__Material for the task__:
=== Begin Enclosure ===
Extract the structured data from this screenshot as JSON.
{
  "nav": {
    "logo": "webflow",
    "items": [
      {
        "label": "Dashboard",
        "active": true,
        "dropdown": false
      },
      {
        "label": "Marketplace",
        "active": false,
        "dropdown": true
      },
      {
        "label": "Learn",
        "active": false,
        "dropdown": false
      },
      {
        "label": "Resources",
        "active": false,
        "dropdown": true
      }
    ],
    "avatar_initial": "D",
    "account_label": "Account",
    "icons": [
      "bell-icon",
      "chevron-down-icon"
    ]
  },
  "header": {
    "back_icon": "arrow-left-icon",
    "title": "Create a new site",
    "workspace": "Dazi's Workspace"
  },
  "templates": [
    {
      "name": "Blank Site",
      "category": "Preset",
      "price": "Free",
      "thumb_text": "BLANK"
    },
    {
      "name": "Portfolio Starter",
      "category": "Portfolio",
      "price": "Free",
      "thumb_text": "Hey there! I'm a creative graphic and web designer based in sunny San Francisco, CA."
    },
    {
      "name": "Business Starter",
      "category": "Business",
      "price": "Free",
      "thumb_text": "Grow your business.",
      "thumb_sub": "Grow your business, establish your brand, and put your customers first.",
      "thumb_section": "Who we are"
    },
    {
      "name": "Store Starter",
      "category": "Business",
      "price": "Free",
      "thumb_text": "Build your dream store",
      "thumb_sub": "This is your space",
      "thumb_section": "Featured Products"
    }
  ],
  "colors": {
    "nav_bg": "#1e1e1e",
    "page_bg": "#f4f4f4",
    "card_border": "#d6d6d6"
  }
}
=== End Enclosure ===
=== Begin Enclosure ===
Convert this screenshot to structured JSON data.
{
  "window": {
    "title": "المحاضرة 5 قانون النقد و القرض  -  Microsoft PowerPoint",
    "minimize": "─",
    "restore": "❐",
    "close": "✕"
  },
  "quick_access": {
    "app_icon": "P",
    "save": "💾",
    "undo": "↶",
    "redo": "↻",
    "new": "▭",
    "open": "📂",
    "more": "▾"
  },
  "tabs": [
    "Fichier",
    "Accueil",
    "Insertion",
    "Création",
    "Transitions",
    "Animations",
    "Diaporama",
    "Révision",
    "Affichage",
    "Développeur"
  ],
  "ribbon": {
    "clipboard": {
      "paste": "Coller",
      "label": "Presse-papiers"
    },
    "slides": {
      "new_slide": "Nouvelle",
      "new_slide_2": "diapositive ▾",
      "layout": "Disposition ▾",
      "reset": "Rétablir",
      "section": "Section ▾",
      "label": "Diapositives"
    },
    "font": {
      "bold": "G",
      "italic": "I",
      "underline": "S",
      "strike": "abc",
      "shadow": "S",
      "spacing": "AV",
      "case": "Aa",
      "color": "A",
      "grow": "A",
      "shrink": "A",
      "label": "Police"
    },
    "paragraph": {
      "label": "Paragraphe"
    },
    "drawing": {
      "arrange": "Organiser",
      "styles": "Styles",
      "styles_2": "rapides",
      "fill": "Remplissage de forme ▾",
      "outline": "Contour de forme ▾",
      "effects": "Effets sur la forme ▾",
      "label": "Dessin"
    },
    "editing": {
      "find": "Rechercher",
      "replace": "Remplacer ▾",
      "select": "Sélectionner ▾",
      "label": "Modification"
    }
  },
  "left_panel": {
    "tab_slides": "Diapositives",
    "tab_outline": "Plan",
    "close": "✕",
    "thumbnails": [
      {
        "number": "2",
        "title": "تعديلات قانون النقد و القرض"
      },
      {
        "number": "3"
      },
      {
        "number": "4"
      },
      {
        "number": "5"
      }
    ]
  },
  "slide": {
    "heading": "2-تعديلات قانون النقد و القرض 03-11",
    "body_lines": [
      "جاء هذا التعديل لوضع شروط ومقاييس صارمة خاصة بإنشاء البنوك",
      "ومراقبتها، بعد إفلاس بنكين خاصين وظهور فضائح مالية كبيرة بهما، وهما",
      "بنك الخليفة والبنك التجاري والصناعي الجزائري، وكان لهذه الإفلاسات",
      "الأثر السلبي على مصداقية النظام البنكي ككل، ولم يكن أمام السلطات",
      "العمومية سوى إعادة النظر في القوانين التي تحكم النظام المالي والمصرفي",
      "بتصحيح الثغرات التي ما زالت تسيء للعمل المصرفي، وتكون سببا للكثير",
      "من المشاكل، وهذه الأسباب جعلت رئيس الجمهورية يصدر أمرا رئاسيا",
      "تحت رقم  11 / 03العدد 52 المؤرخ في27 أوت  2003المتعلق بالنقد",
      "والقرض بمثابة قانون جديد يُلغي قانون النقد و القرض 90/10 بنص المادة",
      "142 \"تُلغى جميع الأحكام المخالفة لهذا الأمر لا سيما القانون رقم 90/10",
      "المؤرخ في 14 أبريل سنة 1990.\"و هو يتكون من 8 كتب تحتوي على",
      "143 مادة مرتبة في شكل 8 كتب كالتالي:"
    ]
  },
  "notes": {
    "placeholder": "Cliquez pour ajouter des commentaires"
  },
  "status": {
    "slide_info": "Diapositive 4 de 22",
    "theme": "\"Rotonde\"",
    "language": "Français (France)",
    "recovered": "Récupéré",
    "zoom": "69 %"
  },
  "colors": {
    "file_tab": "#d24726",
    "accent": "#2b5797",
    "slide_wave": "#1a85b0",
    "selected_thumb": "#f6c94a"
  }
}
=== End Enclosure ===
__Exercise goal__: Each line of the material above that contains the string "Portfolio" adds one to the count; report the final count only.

__Answer area__: 2